Shurson says research indicates IV increased by approximately two units for every 10% of DDGS added to the diet. Diets containing up to 30% DDGS produced loin muscle characteristics that met current National Pork Board target values.
“Depending on what your pork fat quality standards are, this would suggest greasy appearance is the biggest negative, but overall, feeding DDGS doesn't seem to have a negative impact on pork fat,” Shurson says.
Recent University of Minnesota research looked at consumer taste panel evaluations of loins and bacon from pigs fed up to 30% DDGS. Cooking loss was not negatively impacted by the DDGS, and taste panels could not tell the difference in loins across treatments.
Bacon was another matter. The taste panels rated flavor, tenderness and fattiness of bacon from pigs fed 30% DDGS more positively vs. control pigs and pigs fed lower levels of DDGS. The Minnesota research indicated pork loins from pigs fed up to 30% DDGS could be stored up to 28 days without significant effect on lipid oxidation.
Counteracting Negative Effects
Shurson believes a “best-of-both-worlds” strategy will work. “We did a study to find out what happened if we took DDGS out of the diet prior to harvest and found that withdrawing distillers helps correct some of the IV targets,” he explains.

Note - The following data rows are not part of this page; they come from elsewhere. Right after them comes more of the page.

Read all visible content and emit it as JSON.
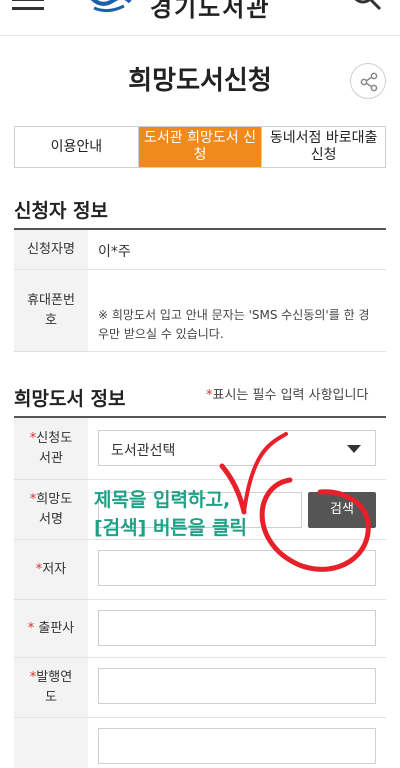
{
  "header": {
    "site_title": "경기도서관",
    "icons": {
      "menu": "menu-icon",
      "logo": "library-logo",
      "search": "search-icon"
    }
  },
  "page": {
    "title": "희망도서신청",
    "share_icon": "share-icon"
  },
  "tabs": [
    {
      "label": "이용안내",
      "active": false
    },
    {
      "label": "도서관 희망도서 신청",
      "active": true
    },
    {
      "label": "동네서점 바로대출신청",
      "active": false
    }
  ],
  "applicant": {
    "section_title": "신청자 정보",
    "name_label": "신청자명",
    "name_value": "이*주",
    "phone_label": "휴대폰번호",
    "notice": "※ 희망도서 입고 안내 문자는 'SMS 수신동의'를 한 경우만 받으실 수 있습니다."
  },
  "book": {
    "section_title": "희망도서 정보",
    "required_note_star": "*",
    "required_note": "표시는 필수 입력 사항입니다",
    "fields": {
      "library": {
        "star": "*",
        "label": "신청도서관",
        "value": "도서관선택"
      },
      "title": {
        "star": "*",
        "label": "희망도서명",
        "value": ""
      },
      "author": {
        "star": "*",
        "label": "저자",
        "value": ""
      },
      "publisher": {
        "star": "*",
        "label": "출판사",
        "value": ""
      },
      "year": {
        "star": "*",
        "label": "발행연도",
        "value": ""
      },
      "isbn": {
        "label": "",
        "value": ""
      }
    },
    "search_label": "검색"
  },
  "annotation": {
    "line1": "제목을 입력하고,",
    "line2": "[검색] 버튼을 클릭",
    "color": "#1fa187",
    "mark_color": "#e8202a"
  },
  "colors": {
    "accent": "#f08a1c",
    "required": "#d3332a",
    "button": "#555555"
  }
}
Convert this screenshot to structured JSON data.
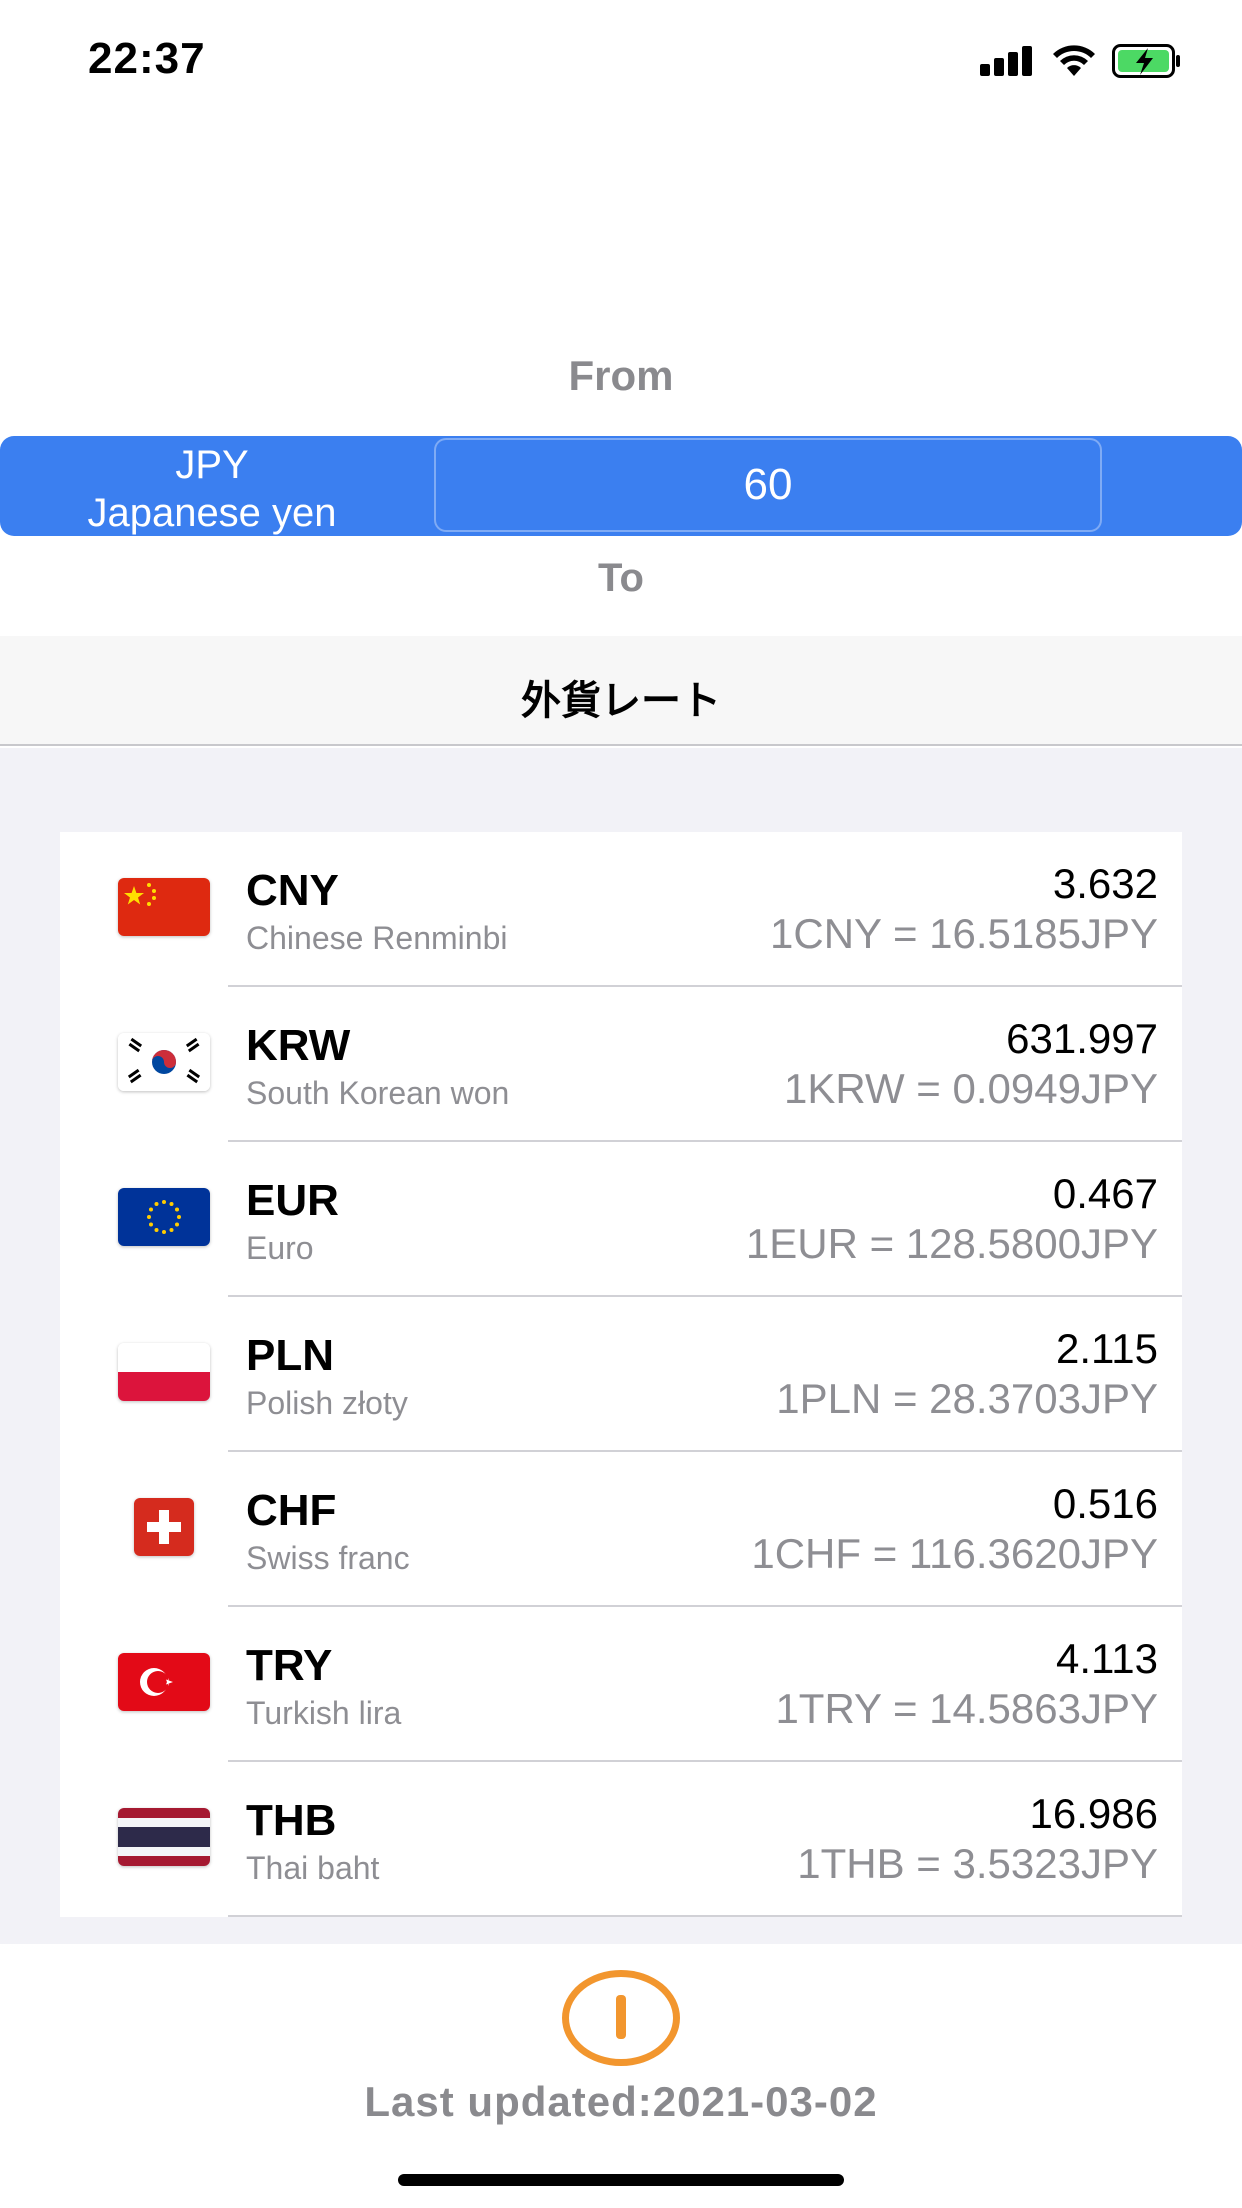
{
  "status_bar": {
    "time": "22:37"
  },
  "converter": {
    "from_label": "From",
    "currency_code": "JPY",
    "currency_name": "Japanese yen",
    "amount": "60",
    "to_label": "To"
  },
  "section": {
    "title": "外貨レート"
  },
  "rates": [
    {
      "code": "CNY",
      "name": "Chinese Renminbi",
      "value": "3.632",
      "rate": "1CNY = 16.5185JPY",
      "flag": "china-flag-icon"
    },
    {
      "code": "KRW",
      "name": "South Korean won",
      "value": "631.997",
      "rate": "1KRW = 0.0949JPY",
      "flag": "south-korea-flag-icon"
    },
    {
      "code": "EUR",
      "name": "Euro",
      "value": "0.467",
      "rate": "1EUR = 128.5800JPY",
      "flag": "eu-flag-icon"
    },
    {
      "code": "PLN",
      "name": "Polish złoty",
      "value": "2.115",
      "rate": "1PLN = 28.3703JPY",
      "flag": "poland-flag-icon"
    },
    {
      "code": "CHF",
      "name": "Swiss franc",
      "value": "0.516",
      "rate": "1CHF = 116.3620JPY",
      "flag": "switzerland-flag-icon"
    },
    {
      "code": "TRY",
      "name": "Turkish lira",
      "value": "4.113",
      "rate": "1TRY = 14.5863JPY",
      "flag": "turkey-flag-icon"
    },
    {
      "code": "THB",
      "name": "Thai baht",
      "value": "16.986",
      "rate": "1THB = 3.5323JPY",
      "flag": "thailand-flag-icon"
    }
  ],
  "footer": {
    "last_updated": "Last updated:2021-03-02",
    "info_icon": "info-icon"
  },
  "colors": {
    "accent": "#3b7ff0",
    "info": "#f2962e",
    "battery": "#4cd964"
  }
}
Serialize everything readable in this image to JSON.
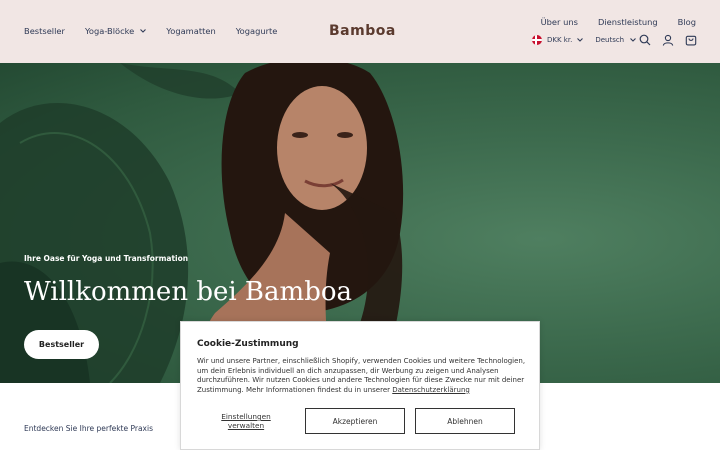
{
  "header": {
    "logo": "Bamboa",
    "nav_left": [
      {
        "label": "Bestseller"
      },
      {
        "label": "Yoga-Blöcke",
        "has_dropdown": true
      },
      {
        "label": "Yogamatten"
      },
      {
        "label": "Yogagurte"
      }
    ],
    "nav_right": [
      {
        "label": "Über uns"
      },
      {
        "label": "Dienstleistung"
      },
      {
        "label": "Blog"
      }
    ],
    "currency": "DKK kr.",
    "language": "Deutsch",
    "icons": [
      "search-icon",
      "account-icon",
      "cart-icon"
    ]
  },
  "hero": {
    "subtitle": "Ihre Oase für Yoga und Transformation",
    "title": "Willkommen bei Bamboa",
    "button_label": "Bestseller"
  },
  "section": {
    "discover": "Entdecken Sie Ihre perfekte Praxis"
  },
  "cookie": {
    "title": "Cookie-Zustimmung",
    "text": "Wir und unsere Partner, einschließlich Shopify, verwenden Cookies und weitere Technologien, um dein Erlebnis individuell an dich anzupassen, dir Werbung zu zeigen und Analysen durchzuführen. Wir nutzen Cookies und andere Technologien für diese Zwecke nur mit deiner Zustimmung. Mehr Informationen findest du in unserer",
    "privacy_link": "Datenschutzerklärung",
    "settings": "Einstellungen verwalten",
    "accept": "Akzeptieren",
    "decline": "Ablehnen"
  },
  "colors": {
    "header_bg": "#f1e6e4",
    "nav_text": "#2f3a56",
    "logo": "#5b3a2e",
    "hero_green": "#3d6b4e"
  }
}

An IV of less than 70 can be achieved by feeding 15% dietary DDGS throughout the grow-finish period with no withdrawal, or by feeding 30% dietary DDGS with a three-week withdrawal, pre-harvest.
“Research has shown linear reductions in linoleic acid and IV content of belly fat over time when DDGS was removed or reduced in the diet,” he says.
In addition to level and length of time DDGS is fed, swine nutritionists remind producers that negative effects may also be affected by other ingredients in the diet. The complete diet needs to be evaluated without focusing too much on individual ingredients, according to Kevin Touchette, Cargill Animal Nutrition.
Wayne Cast, swine nutrition specialist with Value-Added Science & Technologies (VAST), says the economic benefit from feeding DDGS is huge, and any discussion about restricting IV through dietary measures, such as limiting DDGS, should be approached cautiously.
“Restrictions on IV could potentially increase feed cost. Making changes that reduce one IV unit can add $0.29 to $1.08/pig, depending on the price of DDGS and the nutrient contents of the ration,” he explains. VAST's services include evaluating quality and cost of DDGS sources in rations.
The Fat Quality Symposium was a first step in bringing pork industry stakeholders together to discuss the various factors that impact pork quality, says Steve Larsen, National Pork Board director of pork safety.
During a packer round table discussion, Dennis Seman, applied principle scientist for Oscar Mayer-Kraft, summed up the challenges and goals associated with fat quality:
“We want every consumer to have a good experience when they buy our product. We want consistency from pork producers and we also have to please the consumer. We're all in this together.”
Lora Berg is a freelance writer from Lakeville, MN.